Owen, who has been on the force for 10 years, was involved with two earlier shootings, one of them fatal.
Prince George’s County State’s Attorney Aisha Braveboy (D) has assigned a prosecutor to review the 2011 fatal shooting at the request of the victim’s family, according to a spokeswoman. In that case, Owen fatally shot 35-year-old Rodney Deron Edwards. Owen told investigators in December 2011 that while in uniform, he had pulled over his unmarked van to help a man lying in the grass near Greenleaf Road in Palmer Park and that Edwards then pulled a gun on him, according to police. A loaded revolver was found at the scene, police said at the time.
In a court filing, Mooney said Owen “has received numerous awards as a police officer including a lifesaving award, commander’s award, good conduct award and Chief’s award for his volunteer work with the Explorer’s Program.”
About two dozen of Owen’s family members and friends, including fellow police officers and members of his Bible study group, attended the hearing.
“We’re all hurt by this,” said Terry Barnes, who with his wife holds the weekly Bible study at their home. He said Owen has attended the gatherings for several years.

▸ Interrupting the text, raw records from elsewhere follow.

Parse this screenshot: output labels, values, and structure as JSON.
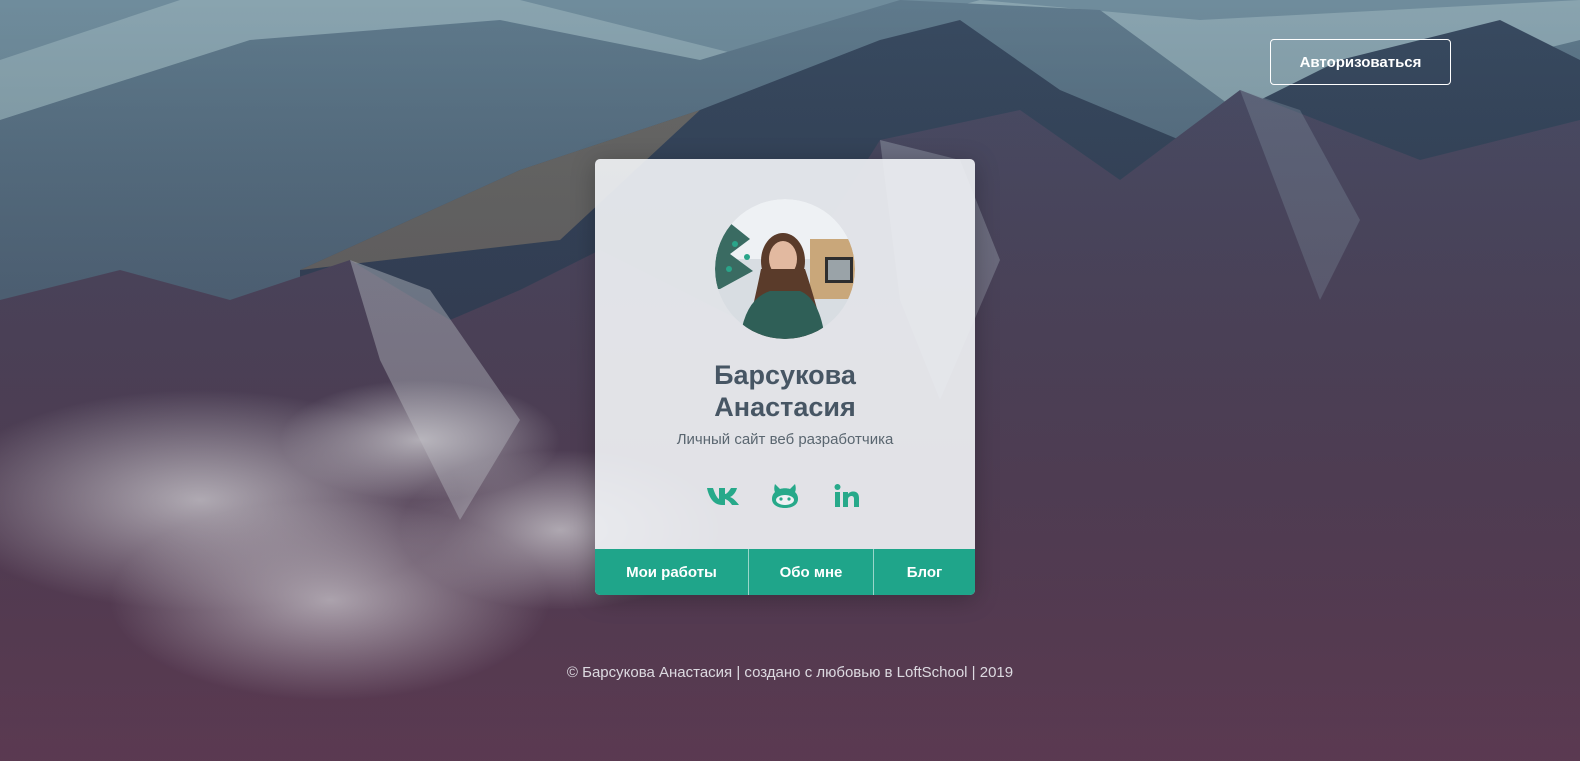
{
  "header": {
    "auth_label": "Авторизоваться"
  },
  "profile": {
    "name_line1": "Барсукова",
    "name_line2": "Анастасия",
    "subtitle": "Личный сайт веб разработчика",
    "avatar_alt": "avatar"
  },
  "socials": [
    {
      "icon": "vk-icon"
    },
    {
      "icon": "github-icon"
    },
    {
      "icon": "linkedin-icon"
    }
  ],
  "nav": {
    "items": [
      {
        "label": "Мои работы"
      },
      {
        "label": "Обо мне"
      },
      {
        "label": "Блог"
      }
    ]
  },
  "footer": {
    "text": "© Барсукова Анастасия | создано с любовью в LoftSchool | 2019"
  },
  "colors": {
    "accent": "#1fa58a",
    "name_text": "#475664"
  }
}
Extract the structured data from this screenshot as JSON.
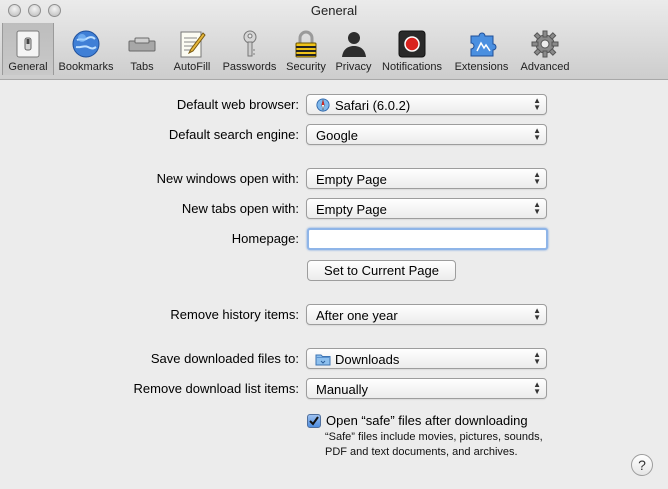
{
  "window": {
    "title": "General"
  },
  "toolbar": {
    "tabs": [
      {
        "label": "General",
        "icon": "general-switch-icon",
        "selected": true
      },
      {
        "label": "Bookmarks",
        "icon": "bookmarks-globe-icon",
        "selected": false
      },
      {
        "label": "Tabs",
        "icon": "tabs-icon",
        "selected": false
      },
      {
        "label": "AutoFill",
        "icon": "autofill-form-icon",
        "selected": false
      },
      {
        "label": "Passwords",
        "icon": "key-icon",
        "selected": false
      },
      {
        "label": "Security",
        "icon": "padlock-icon",
        "selected": false
      },
      {
        "label": "Privacy",
        "icon": "person-silhouette-icon",
        "selected": false
      },
      {
        "label": "Notifications",
        "icon": "notifications-record-icon",
        "selected": false
      },
      {
        "label": "Extensions",
        "icon": "puzzle-piece-icon",
        "selected": false
      },
      {
        "label": "Advanced",
        "icon": "gear-icon",
        "selected": false
      }
    ]
  },
  "form": {
    "default_browser": {
      "label": "Default web browser:",
      "value": "Safari (6.0.2)",
      "icon": "safari-compass-icon"
    },
    "search_engine": {
      "label": "Default search engine:",
      "value": "Google"
    },
    "new_windows": {
      "label": "New windows open with:",
      "value": "Empty Page"
    },
    "new_tabs": {
      "label": "New tabs open with:",
      "value": "Empty Page"
    },
    "homepage": {
      "label": "Homepage:",
      "value": ""
    },
    "set_current_page": {
      "label": "Set to Current Page"
    },
    "remove_history": {
      "label": "Remove history items:",
      "value": "After one year"
    },
    "save_downloads": {
      "label": "Save downloaded files to:",
      "value": "Downloads",
      "icon": "folder-icon"
    },
    "remove_downloads": {
      "label": "Remove download list items:",
      "value": "Manually"
    },
    "open_safe_files": {
      "label": "Open “safe” files after downloading",
      "checked": true,
      "note_lines": [
        "“Safe” files include movies, pictures, sounds,",
        "PDF and text documents, and archives."
      ]
    },
    "help": {
      "label": "?"
    }
  },
  "colors": {
    "accent": "#4d8de0",
    "focus_ring": "#8fb5e8",
    "record_red": "#d9231f"
  }
}
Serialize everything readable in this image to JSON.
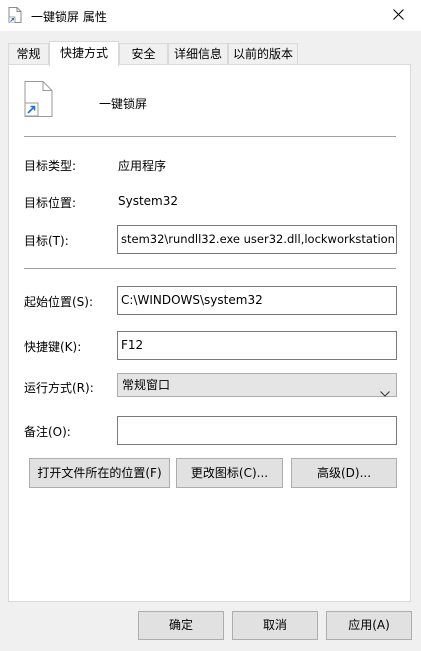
{
  "window": {
    "title": "一键锁屏 属性"
  },
  "tabs": [
    {
      "label": "常规"
    },
    {
      "label": "快捷方式"
    },
    {
      "label": "安全"
    },
    {
      "label": "详细信息"
    },
    {
      "label": "以前的版本"
    }
  ],
  "shortcut": {
    "name": "一键锁屏",
    "target_type_label": "目标类型:",
    "target_type_value": "应用程序",
    "target_location_label": "目标位置:",
    "target_location_value": "System32",
    "target_label": "目标(T):",
    "target_value": "stem32\\rundll32.exe user32.dll,lockworkstation",
    "start_in_label": "起始位置(S):",
    "start_in_value": "C:\\WINDOWS\\system32",
    "hotkey_label": "快捷键(K):",
    "hotkey_value": "F12",
    "run_label": "运行方式(R):",
    "run_value": "常规窗口",
    "comment_label": "备注(O):",
    "comment_value": ""
  },
  "buttons": {
    "open_location": "打开文件所在的位置(F)",
    "change_icon": "更改图标(C)...",
    "advanced": "高级(D)..."
  },
  "footer": {
    "ok": "确定",
    "cancel": "取消",
    "apply": "应用(A)"
  },
  "colors": {
    "window_bg": "#f0f0f0",
    "panel_bg": "#ffffff",
    "button_bg": "#e1e1e1",
    "icon_blue": "#1e73d2"
  },
  "icons": {
    "title": "shortcut-file-icon",
    "close": "close-icon",
    "large": "shortcut-file-icon",
    "dropdown": "chevron-down-icon"
  }
}
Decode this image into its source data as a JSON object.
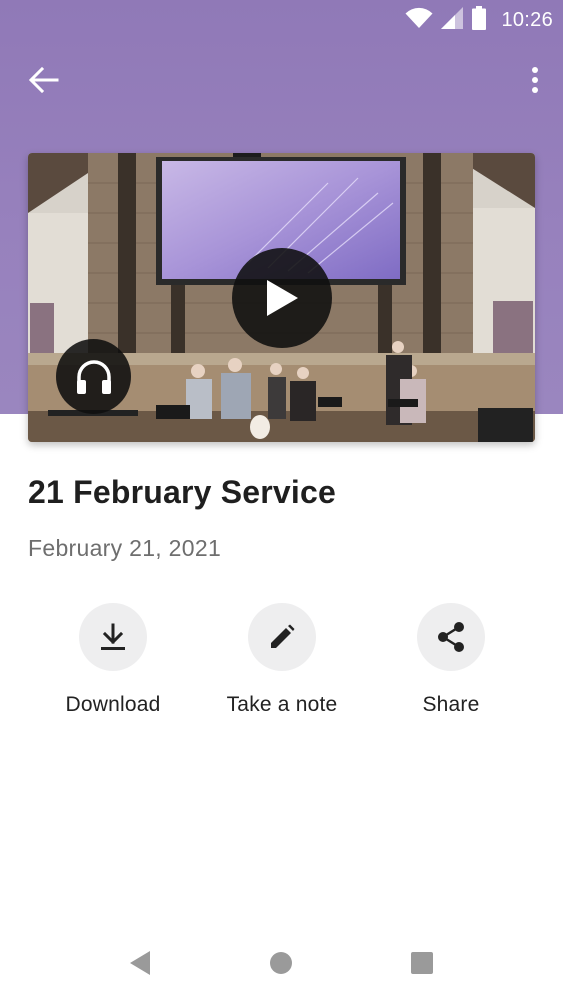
{
  "status_bar": {
    "time": "10:26",
    "icons": [
      "wifi-icon",
      "cell-signal-icon",
      "battery-icon"
    ]
  },
  "app_bar": {
    "back_icon": "arrow-back-icon",
    "menu_icon": "more-vert-icon"
  },
  "media": {
    "play_icon": "play-icon",
    "audio_icon": "headphones-icon"
  },
  "sermon": {
    "title": "21 February Service",
    "date": "February 21, 2021"
  },
  "actions": [
    {
      "label": "Download",
      "icon": "download-icon"
    },
    {
      "label": "Take a note",
      "icon": "pencil-icon"
    },
    {
      "label": "Share",
      "icon": "share-icon"
    }
  ],
  "nav_bar": {
    "icons": [
      "nav-back-icon",
      "nav-home-icon",
      "nav-recents-icon"
    ]
  },
  "colors": {
    "header": "#9781bd",
    "status_text": "#ffffff",
    "action_bg": "#eeeeef",
    "nav_icon": "#9a9a9a"
  }
}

“He never says a bad thing about anybody, at all, ever,” Barnes said after the hearing. “We know in our hearts he’s innocent because the problem is today our police officers are getting thrown under the bus.”